Hiring Managers won’t schedule a final round interview without a genuine desire to have you in their company. You are legitimately in the running to procure the job in question. At Excel Recruitment, we prepare candidates week in week out, and have been fed back some of this information from the companies we recruit for. Final round interviews are always the trickiest. Candidates often feel they have exhausted themselves, having already identified and sold themselves and their attributes.
In most cases final round interviews will take place in-store/on site. You will have illustrated that you have the skills for the job, now is the time for them to gauge mannerisms and your cultural fit, two very important facets that determine your success in a new job.
Whilst we recruit for a variety of positions and industries, these were the areas of focus that appear pertinent to any job.
Confidence is incredibly important in most situations, but particularly in interviews and especially in the final round.
- Going into the interview don’t show any self-doubt.
- Know your CV upside down, know your numbers, (KPIs, targets, profits, turnover) and know your capabilities with regard to this job.
- You have been impressed with your CV to be called for interview in the first place. You were invited back after meeting you; there is no reason why you shouldn’t be confident.
Know when to brag about your strong attributes, what positive and progressive changes and what you’ve achieved previous. Contrastingly, know when the right time to address your weak point is. Self-awareness isn’t arrogance, nor is it self-doubt. One thing to remember is to spin any weaknesses positively. An example that prevents you from sounding overconfident might be
- Acknowledging any weakness and showing tangible steps you’ve taken to improve.
ALWAYS prepare beforehand. This is one thing that couldn’t be emphasised by clients and consultants enough. Fail to prepare, prepare to fail. A phrase that typifies what will happen if you fail to do sufficient research.
Always have a back-up plan going in case something doesn’t go as planned. (One thing that is more popular over the last few months is a SWOT analysis by candidates.)
- Practice your presentation/answers and get feedback from friends and family about the language you are using.
- Don’t undervalue paper presentations. Be prepared for any glitches on the day, and back up such presentations to your email, drop box, google drive etc. so they are accessible on any device. Should all these fail, go old school with it printed out. It leaves you well prepared in terms of content and adequately prepared for every technical eventuality.
*One thing you need to be aware of at all times is that this is not your first interview. Unless you are meeting with totally different people, don’t bore the interviewees by talking about the same things you did in your first interview.
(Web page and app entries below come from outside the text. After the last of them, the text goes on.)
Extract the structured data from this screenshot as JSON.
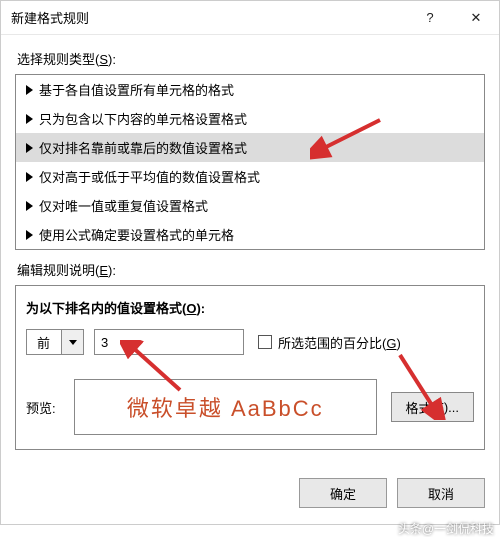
{
  "window": {
    "title": "新建格式规则"
  },
  "labels": {
    "selectRuleType": "选择规则类型(",
    "selectRuleTypeKey": "S",
    "selectRuleTypeEnd": "):",
    "editRuleDesc": "编辑规则说明(",
    "editRuleDescKey": "E",
    "editRuleDescEnd": "):",
    "groupTitle": "为以下排名内的值设置格式(",
    "groupTitleKey": "O",
    "groupTitleEnd": "):",
    "percentOfRange": "所选范围的百分比(",
    "percentKey": "G",
    "percentEnd": ")",
    "previewLabel": "预览:",
    "formatBtn": "格式(",
    "formatKey": "F",
    "formatEnd": ")...",
    "ok": "确定",
    "cancel": "取消"
  },
  "ruleTypes": [
    "基于各自值设置所有单元格的格式",
    "只为包含以下内容的单元格设置格式",
    "仅对排名靠前或靠后的数值设置格式",
    "仅对高于或低于平均值的数值设置格式",
    "仅对唯一值或重复值设置格式",
    "使用公式确定要设置格式的单元格"
  ],
  "selectedRuleIndex": 2,
  "topBottom": {
    "direction": "前",
    "count": "3"
  },
  "preview": {
    "sample": "微软卓越   AaBbCc",
    "color": "#c94f2a"
  },
  "watermark": "头条@一剑侃科技"
}
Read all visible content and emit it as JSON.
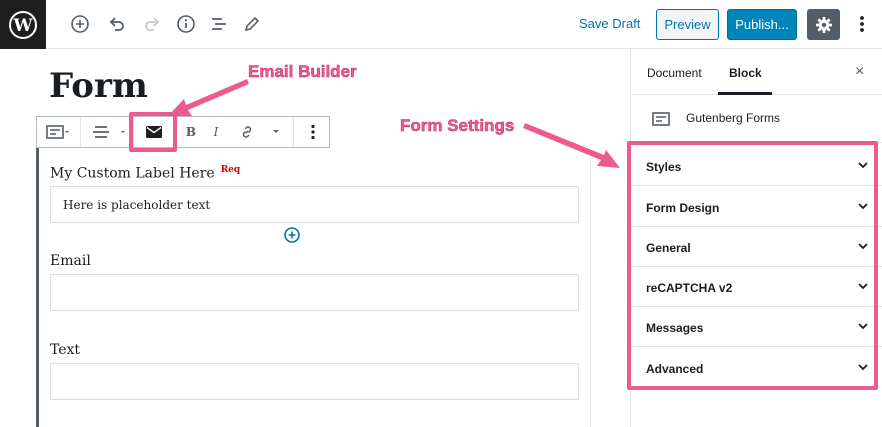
{
  "toolbar": {
    "save_draft": "Save Draft",
    "preview": "Preview",
    "publish": "Publish...",
    "icons": [
      "wordpress-logo",
      "add-block-icon",
      "undo-icon",
      "redo-icon",
      "info-icon",
      "outline-icon",
      "edit-icon",
      "gear-icon",
      "more-vertical-icon"
    ]
  },
  "editor": {
    "title": "Form",
    "block_toolbar": {
      "icons": [
        "form-block-icon",
        "align-icon",
        "email-icon",
        "bold-icon",
        "italic-icon",
        "link-icon",
        "more-formatting-icon",
        "more-options-icon"
      ],
      "bold_glyph": "B",
      "italic_glyph": "I"
    },
    "fields": [
      {
        "label": "My Custom Label Here",
        "required_badge": "Req",
        "value": "Here is placeholder text"
      },
      {
        "label": "Email",
        "value": ""
      },
      {
        "label": "Text",
        "value": ""
      }
    ]
  },
  "sidebar": {
    "tabs": [
      "Document",
      "Block"
    ],
    "active_tab": "Block",
    "close": "×",
    "block_name": "Gutenberg Forms",
    "panels": [
      "Styles",
      "Form Design",
      "General",
      "reCAPTCHA v2",
      "Messages",
      "Advanced"
    ]
  },
  "annotations": {
    "email_builder": "Email Builder",
    "form_settings": "Form Settings",
    "color": "#ec5a8f"
  },
  "colors": {
    "accent": "#0073aa",
    "publish": "#0085ba",
    "required": "#dd0000"
  }
}
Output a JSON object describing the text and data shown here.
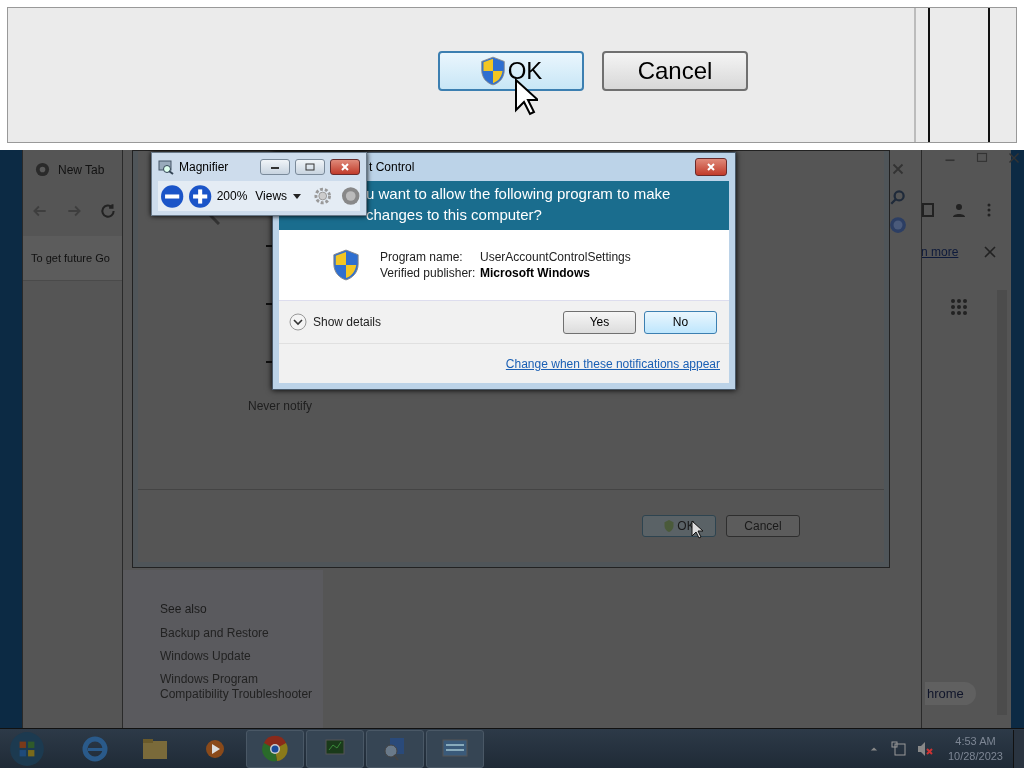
{
  "magnifier_lens": {
    "buttons": [
      {
        "label": "OK",
        "kind": "shield",
        "focused": true
      },
      {
        "label": "Cancel",
        "kind": "plain",
        "focused": false
      }
    ]
  },
  "browser": {
    "tab": "New Tab",
    "infobar": "To get future Go",
    "infobar_link": "n more",
    "bottom_button": "hrome"
  },
  "control_panel": {
    "see_also": "See also",
    "links": [
      "Backup and Restore",
      "Windows Update",
      "Windows Program Compatibility Troubleshooter"
    ]
  },
  "uac_settings": {
    "slider_label": "Never notify",
    "buttons": [
      {
        "label": "OK",
        "kind": "shield",
        "focused": true
      },
      {
        "label": "Cancel",
        "kind": "plain",
        "focused": false
      }
    ]
  },
  "magnifier": {
    "title": "Magnifier",
    "zoom": "200%",
    "views": "Views"
  },
  "uac_dialog": {
    "title": "t Control",
    "heading": "u want to allow the following program to make changes to this computer?",
    "fields": [
      {
        "label": "Program name:",
        "value": "UserAccountControlSettings",
        "bold": false
      },
      {
        "label": "Verified publisher:",
        "value": "Microsoft Windows",
        "bold": true
      }
    ],
    "details": "Show details",
    "buttons": [
      {
        "label": "Yes",
        "default": false
      },
      {
        "label": "No",
        "default": true
      }
    ],
    "link": "Change when these notifications appear"
  },
  "taskbar": {
    "time": "4:53 AM",
    "date": "10/28/2023"
  }
}
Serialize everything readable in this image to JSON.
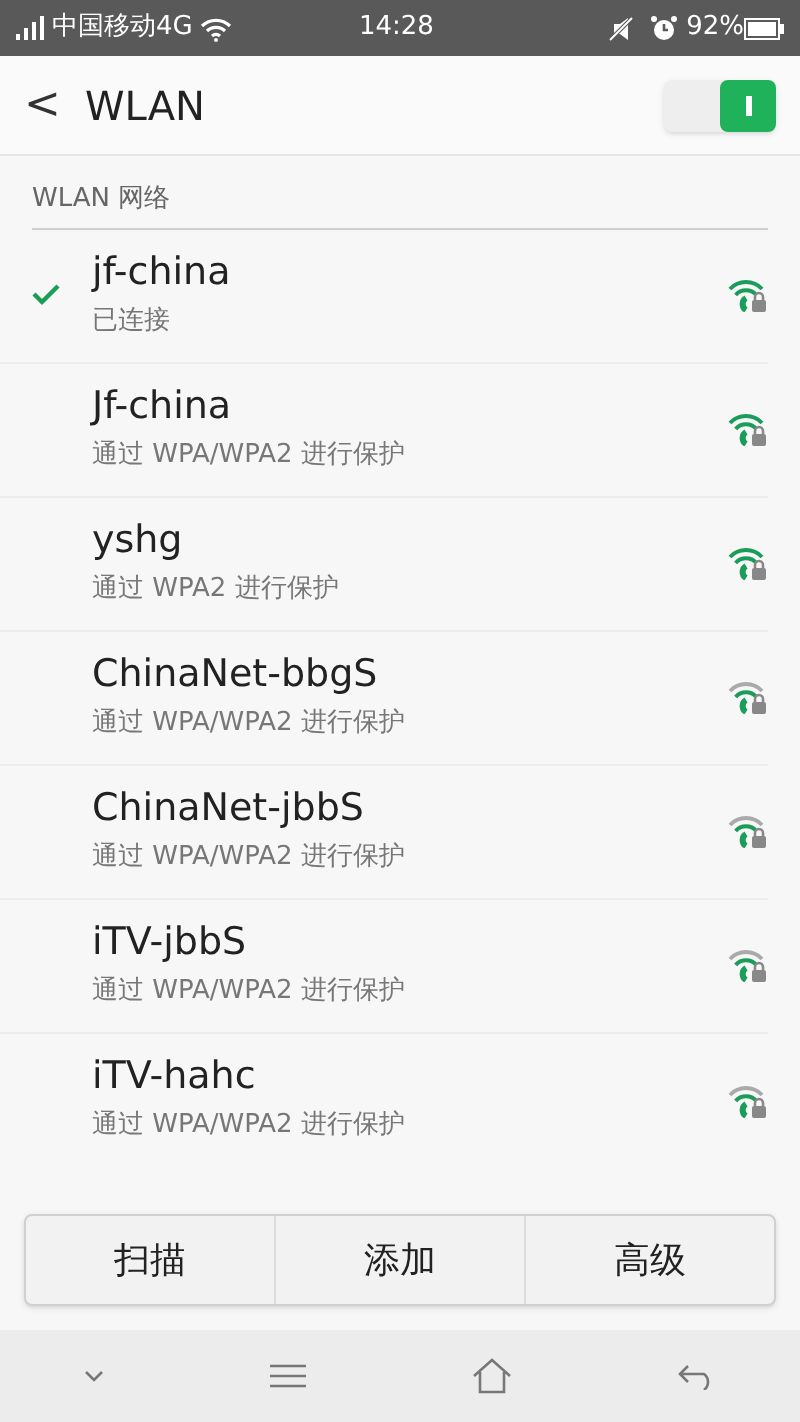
{
  "status_bar": {
    "carrier": "中国移动4G",
    "time": "14:28",
    "battery": "92%"
  },
  "header": {
    "back": "<",
    "title": "WLAN",
    "wlan_switch": {
      "on": true
    }
  },
  "section_label": "WLAN 网络",
  "networks": [
    {
      "name": "jf-china",
      "subtitle": "已连接",
      "selected": true,
      "strong": true
    },
    {
      "name": "Jf-china",
      "subtitle": "通过 WPA/WPA2 进行保护",
      "selected": false,
      "strong": true
    },
    {
      "name": "yshg",
      "subtitle": "通过 WPA2 进行保护",
      "selected": false,
      "strong": true
    },
    {
      "name": "ChinaNet-bbgS",
      "subtitle": "通过 WPA/WPA2 进行保护",
      "selected": false,
      "strong": false
    },
    {
      "name": "ChinaNet-jbbS",
      "subtitle": "通过 WPA/WPA2 进行保护",
      "selected": false,
      "strong": false
    },
    {
      "name": "iTV-jbbS",
      "subtitle": "通过 WPA/WPA2 进行保护",
      "selected": false,
      "strong": false
    },
    {
      "name": "iTV-hahc",
      "subtitle": "通过 WPA/WPA2 进行保护",
      "selected": false,
      "strong": false
    }
  ],
  "buttons": [
    "扫描",
    "添加",
    "高级"
  ]
}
Companies want positivity. Speaking well of your past and current employers and showing excitement about the prospects of working with your new potential company, should be premise for all answer. Always focus on framing and presenting things positively. Potential employers expect you to really shine in a final round interview. Having said that, they also expect nervousness; you are human and they know that.
Other noteworthy things.
More specifically, ask thoughtful questions. Often candidates can be consumed by nerves and appear too enthused at things that aren’t important in the interview. Things like being shown the office, or fire escape. Always keep the focus on the job in question and always use this focus to build thoughtful questions. An easy one that illustrates your team awareness and fit into the team would be
- Have members of the team come from similar backgrounds to myself?
Focus on You
In final round interviews it is easy to run away with enthusiasm. Talk about potential projects you’ll be working on is naturally exciting. As is being shown all the office perks. Don’t let this be a distraction that takes away from you making your case for the position.
Put your personality across. Don’t let the severity of a final round interview deter you from building rapport. Hiring Managers appreciate a laugh (when relevant) too.
If you are unsuccessful in getting the job DON’T let it shatter your confidence. You have the skills, experience and determination to have got to final round. There are likely to be various factors that led to the decision to hire someone else; it doesn’t necessarily bear negatively on you as person or as a professional.